Completing my MA in educational management made me aware of the increasing number of colleagues who are pursuing further academic studies. There are 15 in the comprehensive where I teach who are either studying for a higher degree or plan to do so.
Why do we do it? Or, as some may more relevantly ask, how do we manage to find the time and energy? The most common motivator seems to be that a higher degree will be an asset to career progress, but this does not tell the whole story.
Some six years from retirement, my own reasons are more to do with the need to flex what Poirot calls "the little grey cells" and to take a more objective view of the swiftly changing educational terrain.
Teachers studying for a higher degree have two major obstacles to overcome. The first is financial. Higher degrees do not come cheap and most teachers will not qualify for the usual grants and bursaries open to those taking first degrees. My three-year MA course today would cost Pounds 1,645. I was fortunate enough to have financial support offered by my headteacher and governors, but such support is dependent on those who hold the purse strings.
Time is the second problem. The workload of teachers has steadily increased in recent years. My own answer to this has been "learner know thyself".
Studying for a higher degree while teaching full time is not for the poorly motivated, and requires tenacity, self-organisation and stamina. What might seem a good idea during the summer holidays will need to be followed through for at least three years.
I completed my own first degree with the Open University; as this was a flexible arrangement which suited me, I decided to keep with the OU for my Masters.

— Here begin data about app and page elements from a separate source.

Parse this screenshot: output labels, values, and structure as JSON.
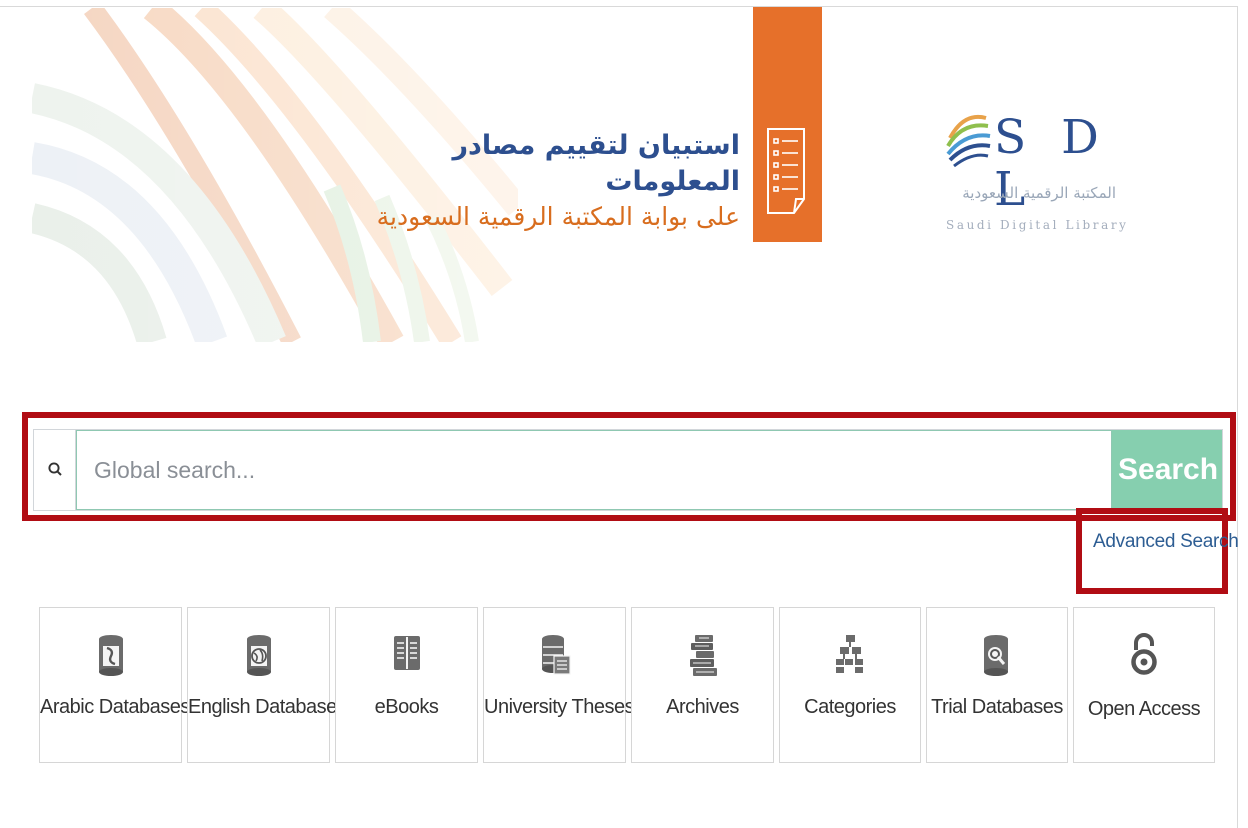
{
  "banner": {
    "survey_title_line1": "استبيان لتقييم مصادر المعلومات",
    "survey_title_line2": "على بوابة المكتبة الرقمية السعودية",
    "logo_letters": "S D L",
    "logo_arabic": "المكتبة الرقمية السعودية",
    "logo_english": "Saudi Digital Library"
  },
  "search": {
    "icon": "search-icon",
    "placeholder": "Global search...",
    "value": "",
    "button_label": "Search",
    "advanced_label": "Advanced Search"
  },
  "tiles": [
    {
      "label": "Arabic Databases",
      "icon": "database-arabic-icon"
    },
    {
      "label": "English Databases",
      "icon": "database-globe-icon"
    },
    {
      "label": "eBooks",
      "icon": "book-icon"
    },
    {
      "label": "University Theses",
      "icon": "server-stack-icon"
    },
    {
      "label": "Archives",
      "icon": "archive-books-icon"
    },
    {
      "label": "Categories",
      "icon": "sitemap-icon"
    },
    {
      "label": "Trial Databases",
      "icon": "database-search-icon"
    },
    {
      "label": "Open Access",
      "icon": "open-access-icon"
    }
  ],
  "colors": {
    "highlight_border": "#b10d14",
    "search_button": "#86cfaf",
    "survey_card": "#e6702a",
    "brand_blue": "#2d4f8f",
    "brand_orange": "#d86d1e"
  }
}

But some students need the stimulus of close contact with others, and for teachers who prefer studying in this way there can be difficulties in the conflicting demands of attendance at university and the increasing number of school evening activities.

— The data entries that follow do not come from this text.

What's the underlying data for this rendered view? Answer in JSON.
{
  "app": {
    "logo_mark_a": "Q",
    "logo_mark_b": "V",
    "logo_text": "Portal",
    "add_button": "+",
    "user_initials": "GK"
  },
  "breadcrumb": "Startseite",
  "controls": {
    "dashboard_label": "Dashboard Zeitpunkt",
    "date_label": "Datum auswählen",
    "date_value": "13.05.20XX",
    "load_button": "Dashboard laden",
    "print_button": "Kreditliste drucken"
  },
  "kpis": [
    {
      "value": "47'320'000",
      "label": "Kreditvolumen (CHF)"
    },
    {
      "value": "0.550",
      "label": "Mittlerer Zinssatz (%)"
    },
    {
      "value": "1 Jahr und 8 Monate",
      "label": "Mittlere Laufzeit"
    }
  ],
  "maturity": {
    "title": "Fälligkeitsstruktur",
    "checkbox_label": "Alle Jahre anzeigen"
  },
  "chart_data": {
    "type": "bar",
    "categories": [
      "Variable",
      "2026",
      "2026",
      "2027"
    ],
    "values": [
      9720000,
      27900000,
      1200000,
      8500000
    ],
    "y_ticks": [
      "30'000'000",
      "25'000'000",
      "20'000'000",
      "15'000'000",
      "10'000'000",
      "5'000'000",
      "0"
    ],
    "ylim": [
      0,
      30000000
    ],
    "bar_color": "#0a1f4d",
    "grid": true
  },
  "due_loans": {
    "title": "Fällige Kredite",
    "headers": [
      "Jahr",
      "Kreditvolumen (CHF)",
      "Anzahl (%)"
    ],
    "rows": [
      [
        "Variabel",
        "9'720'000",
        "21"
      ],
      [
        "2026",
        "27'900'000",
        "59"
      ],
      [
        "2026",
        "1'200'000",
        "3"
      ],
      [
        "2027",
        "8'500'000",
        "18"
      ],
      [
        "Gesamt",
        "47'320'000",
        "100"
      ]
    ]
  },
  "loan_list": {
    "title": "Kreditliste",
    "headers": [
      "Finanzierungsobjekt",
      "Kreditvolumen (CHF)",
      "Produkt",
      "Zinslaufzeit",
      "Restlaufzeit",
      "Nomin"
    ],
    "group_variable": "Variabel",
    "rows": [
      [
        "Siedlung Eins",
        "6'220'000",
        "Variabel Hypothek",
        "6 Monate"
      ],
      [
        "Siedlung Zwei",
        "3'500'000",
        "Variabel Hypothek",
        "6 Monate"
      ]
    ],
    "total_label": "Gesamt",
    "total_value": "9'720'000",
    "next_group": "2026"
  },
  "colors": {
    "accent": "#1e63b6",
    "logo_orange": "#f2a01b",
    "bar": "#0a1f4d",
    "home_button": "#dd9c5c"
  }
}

There is a lot to be learnt from the experience beyond the academic knowledge acquired. As a student I have become more sensitive to the influence of the tutor. Most of my tutors were helpful and encouraging, but I felt that one was sarcastic and unfair. I attempted to overcome this by communicating with the tutor directly and, when this failed, by complaining to the university management. Neither course had any effect, and it seemed more a matter of determination and the support of my husband, family and friends that enabled me to win through.

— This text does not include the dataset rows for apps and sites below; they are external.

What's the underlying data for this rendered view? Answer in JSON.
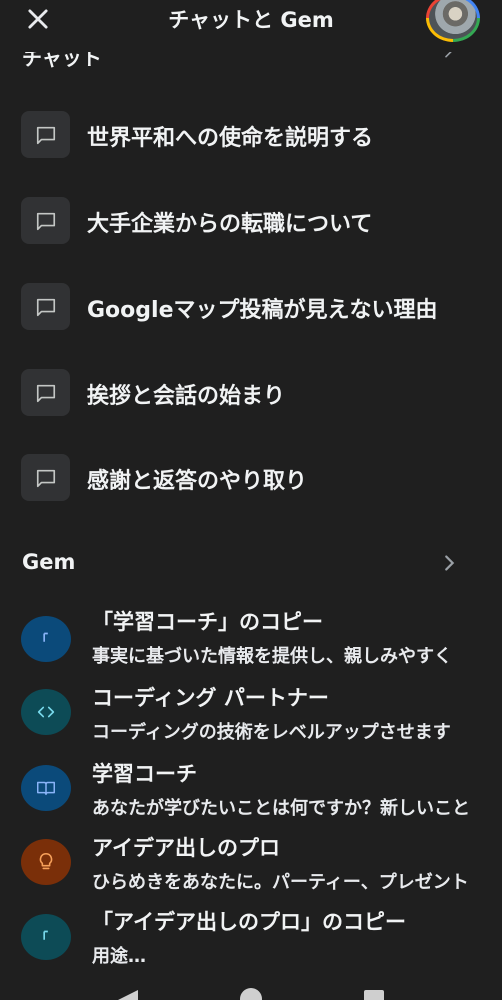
{
  "header": {
    "title": "チャットと Gem",
    "close_icon": "close-icon",
    "avatar_icon": "profile-avatar"
  },
  "chats_section": {
    "label": "チャット"
  },
  "chats": [
    {
      "label": "世界平和への使命を説明する",
      "icon": "chat-bubble-icon"
    },
    {
      "label": "大手企業からの転職について",
      "icon": "chat-bubble-icon"
    },
    {
      "label": "Googleマップ投稿が見えない理由",
      "icon": "chat-bubble-icon"
    },
    {
      "label": "挨拶と会話の始まり",
      "icon": "chat-bubble-icon"
    },
    {
      "label": "感謝と返答のやり取り",
      "icon": "chat-bubble-icon"
    }
  ],
  "gem_section": {
    "label": "Gem"
  },
  "gems": [
    {
      "title": "「学習コーチ」のコピー",
      "desc": "事実に基づいた情報を提供し、親しみやすく",
      "icon": "bracket-icon",
      "bg": "#0b4a7a",
      "fg": "#8ab4f8"
    },
    {
      "title": "コーディング パートナー",
      "desc": "コーディングの技術をレベルアップさせます",
      "icon": "code-icon",
      "bg": "#0d4b56",
      "fg": "#78d9ec"
    },
    {
      "title": "学習コーチ",
      "desc": "あなたが学びたいことは何ですか？新しいこと",
      "icon": "book-icon",
      "bg": "#0b4a7a",
      "fg": "#8ab4f8"
    },
    {
      "title": "アイデア出しのプロ",
      "desc": "ひらめきをあなたに。パーティー、プレゼント",
      "icon": "lightbulb-icon",
      "bg": "#7a2f09",
      "fg": "#f6a05a"
    },
    {
      "title": "「アイデア出しのプロ」のコピー",
      "desc": "用途…",
      "icon": "bracket-icon",
      "bg": "#0d4b56",
      "fg": "#78d9ec"
    }
  ],
  "colors": {
    "background": "#1f1f1f",
    "icon_box": "#313234",
    "text": "#f1f3f4"
  }
}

As an adult, experienced in facing challenges, I still felt sufficiently demotivated by my experience with this tutor seriously to consider dropping out at one point. When I read now reports of pupils truanting because they believe the teacher had ridiculed them I know how they feel.